● **Problem requirements**: Determine the count of lines in the data below that include the word "JSON", and give nothing besides it.
-------
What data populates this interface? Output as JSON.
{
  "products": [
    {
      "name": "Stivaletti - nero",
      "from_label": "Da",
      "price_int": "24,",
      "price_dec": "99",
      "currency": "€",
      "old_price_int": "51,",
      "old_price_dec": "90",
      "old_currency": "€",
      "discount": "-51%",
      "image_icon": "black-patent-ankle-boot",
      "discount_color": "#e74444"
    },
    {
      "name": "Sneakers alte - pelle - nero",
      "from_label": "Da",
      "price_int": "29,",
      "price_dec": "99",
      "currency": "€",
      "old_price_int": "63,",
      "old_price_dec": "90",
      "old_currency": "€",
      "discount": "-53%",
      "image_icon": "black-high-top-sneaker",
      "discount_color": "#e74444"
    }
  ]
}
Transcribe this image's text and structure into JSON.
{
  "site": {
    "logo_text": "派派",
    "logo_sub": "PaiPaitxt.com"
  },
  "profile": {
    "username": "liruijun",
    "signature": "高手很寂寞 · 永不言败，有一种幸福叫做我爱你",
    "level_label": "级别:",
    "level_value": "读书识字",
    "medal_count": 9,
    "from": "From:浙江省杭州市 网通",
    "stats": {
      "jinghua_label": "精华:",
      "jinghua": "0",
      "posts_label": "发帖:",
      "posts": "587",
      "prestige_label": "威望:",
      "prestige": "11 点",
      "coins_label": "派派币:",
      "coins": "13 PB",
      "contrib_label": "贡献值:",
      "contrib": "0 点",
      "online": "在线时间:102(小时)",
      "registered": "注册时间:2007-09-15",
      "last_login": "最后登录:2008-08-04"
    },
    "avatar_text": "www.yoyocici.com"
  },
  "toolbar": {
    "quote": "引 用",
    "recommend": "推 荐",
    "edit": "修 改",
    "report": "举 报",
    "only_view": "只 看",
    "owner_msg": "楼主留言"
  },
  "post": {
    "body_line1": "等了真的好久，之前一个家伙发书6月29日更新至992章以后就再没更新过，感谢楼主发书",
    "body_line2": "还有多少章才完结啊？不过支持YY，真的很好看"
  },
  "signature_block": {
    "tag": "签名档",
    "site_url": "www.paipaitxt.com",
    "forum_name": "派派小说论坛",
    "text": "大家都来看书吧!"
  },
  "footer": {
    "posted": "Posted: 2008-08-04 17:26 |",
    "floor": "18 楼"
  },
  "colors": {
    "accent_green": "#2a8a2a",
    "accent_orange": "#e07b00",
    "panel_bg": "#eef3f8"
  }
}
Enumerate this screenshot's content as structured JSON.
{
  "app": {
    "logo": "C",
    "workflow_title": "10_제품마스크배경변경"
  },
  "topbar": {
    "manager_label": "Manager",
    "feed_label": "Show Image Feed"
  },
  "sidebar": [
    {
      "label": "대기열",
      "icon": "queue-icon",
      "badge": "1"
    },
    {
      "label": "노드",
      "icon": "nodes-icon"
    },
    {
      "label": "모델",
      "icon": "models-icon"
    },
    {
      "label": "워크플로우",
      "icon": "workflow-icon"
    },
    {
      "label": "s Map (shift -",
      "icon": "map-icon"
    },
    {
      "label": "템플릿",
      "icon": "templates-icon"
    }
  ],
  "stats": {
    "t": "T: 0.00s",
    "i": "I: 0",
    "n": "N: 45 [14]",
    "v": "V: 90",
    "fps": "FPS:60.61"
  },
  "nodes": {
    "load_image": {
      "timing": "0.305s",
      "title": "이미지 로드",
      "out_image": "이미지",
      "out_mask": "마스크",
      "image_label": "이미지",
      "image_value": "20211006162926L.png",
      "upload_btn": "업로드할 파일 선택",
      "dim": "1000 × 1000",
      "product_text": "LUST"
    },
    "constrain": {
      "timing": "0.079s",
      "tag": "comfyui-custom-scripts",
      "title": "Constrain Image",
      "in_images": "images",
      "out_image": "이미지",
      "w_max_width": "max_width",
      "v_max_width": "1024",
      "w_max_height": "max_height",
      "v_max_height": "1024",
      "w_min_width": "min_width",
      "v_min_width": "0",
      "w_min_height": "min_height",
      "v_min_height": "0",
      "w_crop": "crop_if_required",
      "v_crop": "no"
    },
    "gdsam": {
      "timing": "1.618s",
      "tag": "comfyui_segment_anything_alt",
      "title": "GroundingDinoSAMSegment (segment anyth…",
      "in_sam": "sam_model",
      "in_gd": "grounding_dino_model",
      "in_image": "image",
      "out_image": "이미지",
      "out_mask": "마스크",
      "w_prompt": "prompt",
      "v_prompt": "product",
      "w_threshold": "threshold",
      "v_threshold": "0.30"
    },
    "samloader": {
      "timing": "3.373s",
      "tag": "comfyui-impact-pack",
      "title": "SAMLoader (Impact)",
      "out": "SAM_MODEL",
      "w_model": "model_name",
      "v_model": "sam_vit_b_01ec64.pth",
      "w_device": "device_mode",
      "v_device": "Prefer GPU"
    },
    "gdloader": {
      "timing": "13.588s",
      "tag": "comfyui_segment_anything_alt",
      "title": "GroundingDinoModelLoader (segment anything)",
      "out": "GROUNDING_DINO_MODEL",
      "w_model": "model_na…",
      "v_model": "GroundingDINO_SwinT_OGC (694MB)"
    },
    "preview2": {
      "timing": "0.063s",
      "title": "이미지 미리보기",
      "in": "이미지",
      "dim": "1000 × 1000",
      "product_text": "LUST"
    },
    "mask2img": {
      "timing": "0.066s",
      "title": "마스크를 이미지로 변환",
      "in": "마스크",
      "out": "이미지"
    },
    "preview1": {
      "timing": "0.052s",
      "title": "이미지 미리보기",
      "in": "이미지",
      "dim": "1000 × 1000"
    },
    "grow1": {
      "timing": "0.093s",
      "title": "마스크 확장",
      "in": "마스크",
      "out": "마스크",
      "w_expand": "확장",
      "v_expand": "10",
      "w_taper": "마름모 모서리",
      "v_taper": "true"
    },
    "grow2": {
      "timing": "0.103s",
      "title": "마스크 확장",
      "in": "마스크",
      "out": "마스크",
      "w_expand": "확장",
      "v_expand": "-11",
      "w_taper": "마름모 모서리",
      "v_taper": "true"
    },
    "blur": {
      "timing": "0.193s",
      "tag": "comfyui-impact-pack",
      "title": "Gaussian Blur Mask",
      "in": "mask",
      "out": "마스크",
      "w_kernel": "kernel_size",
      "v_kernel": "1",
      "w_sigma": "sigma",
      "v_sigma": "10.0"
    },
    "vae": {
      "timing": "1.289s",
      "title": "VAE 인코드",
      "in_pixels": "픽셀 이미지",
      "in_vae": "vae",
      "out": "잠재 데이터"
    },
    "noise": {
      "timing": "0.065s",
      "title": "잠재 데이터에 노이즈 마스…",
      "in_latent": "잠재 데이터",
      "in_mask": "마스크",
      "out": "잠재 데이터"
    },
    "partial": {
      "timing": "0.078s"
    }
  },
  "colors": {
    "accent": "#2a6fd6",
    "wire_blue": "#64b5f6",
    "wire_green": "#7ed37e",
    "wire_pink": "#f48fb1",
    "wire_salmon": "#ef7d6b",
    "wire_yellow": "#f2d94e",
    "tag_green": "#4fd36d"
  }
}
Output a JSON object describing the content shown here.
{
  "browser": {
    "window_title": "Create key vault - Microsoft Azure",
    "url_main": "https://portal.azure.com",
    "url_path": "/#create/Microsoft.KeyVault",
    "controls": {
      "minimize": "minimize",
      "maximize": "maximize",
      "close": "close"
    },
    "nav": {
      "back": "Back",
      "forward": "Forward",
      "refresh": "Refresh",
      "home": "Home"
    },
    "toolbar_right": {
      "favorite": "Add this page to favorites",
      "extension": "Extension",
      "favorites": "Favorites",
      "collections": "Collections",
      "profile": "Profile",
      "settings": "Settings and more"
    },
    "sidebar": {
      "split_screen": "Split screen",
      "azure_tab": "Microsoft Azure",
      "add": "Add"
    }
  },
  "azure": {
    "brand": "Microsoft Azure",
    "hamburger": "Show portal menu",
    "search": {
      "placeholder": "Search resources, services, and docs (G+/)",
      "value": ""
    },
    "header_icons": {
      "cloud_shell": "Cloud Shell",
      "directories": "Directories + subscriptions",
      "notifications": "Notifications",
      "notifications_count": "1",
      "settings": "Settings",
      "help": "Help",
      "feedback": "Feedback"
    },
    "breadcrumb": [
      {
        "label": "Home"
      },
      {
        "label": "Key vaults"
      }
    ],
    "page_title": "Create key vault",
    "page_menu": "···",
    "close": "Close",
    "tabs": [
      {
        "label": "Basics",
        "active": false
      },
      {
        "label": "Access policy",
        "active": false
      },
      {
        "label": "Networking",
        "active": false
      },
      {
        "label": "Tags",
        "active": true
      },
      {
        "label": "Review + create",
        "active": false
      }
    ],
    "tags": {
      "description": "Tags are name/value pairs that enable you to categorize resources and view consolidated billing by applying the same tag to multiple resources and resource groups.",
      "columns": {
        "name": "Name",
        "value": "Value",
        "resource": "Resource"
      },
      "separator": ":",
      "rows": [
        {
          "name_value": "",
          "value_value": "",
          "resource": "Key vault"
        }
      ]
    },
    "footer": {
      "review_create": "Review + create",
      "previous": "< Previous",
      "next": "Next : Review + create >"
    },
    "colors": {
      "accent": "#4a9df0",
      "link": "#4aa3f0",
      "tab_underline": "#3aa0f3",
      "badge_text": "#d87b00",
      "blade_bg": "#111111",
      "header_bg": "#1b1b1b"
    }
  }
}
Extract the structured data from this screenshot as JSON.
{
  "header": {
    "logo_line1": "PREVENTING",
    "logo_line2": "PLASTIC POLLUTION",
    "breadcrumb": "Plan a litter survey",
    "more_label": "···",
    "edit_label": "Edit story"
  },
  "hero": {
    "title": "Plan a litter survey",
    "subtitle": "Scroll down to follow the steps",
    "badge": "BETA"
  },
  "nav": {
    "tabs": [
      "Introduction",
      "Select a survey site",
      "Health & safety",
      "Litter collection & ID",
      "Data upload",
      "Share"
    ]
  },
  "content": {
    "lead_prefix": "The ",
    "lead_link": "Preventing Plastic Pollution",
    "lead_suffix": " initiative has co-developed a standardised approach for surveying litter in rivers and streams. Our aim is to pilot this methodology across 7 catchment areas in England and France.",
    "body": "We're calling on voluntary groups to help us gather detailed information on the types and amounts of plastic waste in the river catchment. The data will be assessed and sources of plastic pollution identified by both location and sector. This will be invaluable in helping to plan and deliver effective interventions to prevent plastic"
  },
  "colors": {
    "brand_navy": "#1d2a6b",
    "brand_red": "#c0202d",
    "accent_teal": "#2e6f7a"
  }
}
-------
● **Solution to this problem**: 5